When you put it that way, the question answers itself.
Some people, maybe a lot, are afraid to snitch. But nobody's raised to snitch.
Police superintendent Jody Weis blamed the community when witnesses to the fatal beating of Fenger High student Derrion Albert were slow coming forward. There's no "sense of community and civic urgency," the Tribune had Weis saying at the time, regretting the "code of silence" on the streets.
And when Anthony Abbate was thrown off the force the other day for the videotaped beating of barmaid Karolina Obrycka, her attorney, Terry Ekl, damned the police. If it weren't for the heavy play the media gave the video, Abate "would still be a police officer today," Ekl said in the Tribune. "There is such an obvious code of silence to protect officers who commit acts of misconduct."
How often do lawyers snitch on other lawyers, or reporters on other reporters? We have our own codes of silence—lawyers the attorney-client privilege and reporters the reporter's privilege—which make a lot more sense to ourselves than to anyone else. And where the privilege ends snitching does not begin.

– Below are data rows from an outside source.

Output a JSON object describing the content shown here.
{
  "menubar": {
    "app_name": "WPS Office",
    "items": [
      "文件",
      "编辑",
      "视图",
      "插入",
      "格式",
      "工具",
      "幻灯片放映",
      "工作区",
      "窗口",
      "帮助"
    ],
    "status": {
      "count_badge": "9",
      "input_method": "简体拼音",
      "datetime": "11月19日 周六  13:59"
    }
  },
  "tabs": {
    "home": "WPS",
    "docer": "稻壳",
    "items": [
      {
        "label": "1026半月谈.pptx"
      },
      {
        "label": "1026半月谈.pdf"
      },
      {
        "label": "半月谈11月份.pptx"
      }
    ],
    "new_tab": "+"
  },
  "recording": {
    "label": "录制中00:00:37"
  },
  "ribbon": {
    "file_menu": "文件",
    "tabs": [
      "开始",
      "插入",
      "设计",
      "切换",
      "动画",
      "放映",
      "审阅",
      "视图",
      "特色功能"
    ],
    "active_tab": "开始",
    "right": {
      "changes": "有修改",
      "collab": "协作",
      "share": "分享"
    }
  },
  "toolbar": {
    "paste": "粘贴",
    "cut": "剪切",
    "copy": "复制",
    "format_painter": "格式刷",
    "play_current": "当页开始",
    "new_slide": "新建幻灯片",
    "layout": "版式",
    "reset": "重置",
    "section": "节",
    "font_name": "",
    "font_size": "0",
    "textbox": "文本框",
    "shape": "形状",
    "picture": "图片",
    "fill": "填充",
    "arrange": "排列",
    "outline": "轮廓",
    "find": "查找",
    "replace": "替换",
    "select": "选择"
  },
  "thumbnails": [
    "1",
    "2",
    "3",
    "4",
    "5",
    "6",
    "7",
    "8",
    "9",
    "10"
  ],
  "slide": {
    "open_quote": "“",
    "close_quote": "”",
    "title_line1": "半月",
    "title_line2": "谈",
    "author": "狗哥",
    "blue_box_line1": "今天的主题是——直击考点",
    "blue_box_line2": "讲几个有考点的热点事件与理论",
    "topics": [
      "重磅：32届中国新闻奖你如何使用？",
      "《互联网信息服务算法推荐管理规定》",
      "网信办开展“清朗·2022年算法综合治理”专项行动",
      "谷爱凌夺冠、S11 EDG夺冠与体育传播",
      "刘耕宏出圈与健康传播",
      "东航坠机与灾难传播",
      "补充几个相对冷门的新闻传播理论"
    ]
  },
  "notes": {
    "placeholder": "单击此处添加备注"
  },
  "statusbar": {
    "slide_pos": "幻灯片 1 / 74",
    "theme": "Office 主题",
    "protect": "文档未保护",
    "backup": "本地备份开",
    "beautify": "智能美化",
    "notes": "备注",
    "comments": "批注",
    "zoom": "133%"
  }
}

"Real culture change will only occur when the punishments fit the misdeeds," said the Sun-Times. Does the paper think that as soon as honest city workers know their crooked colleagues will really suffer, the honest workers will begin turning them in?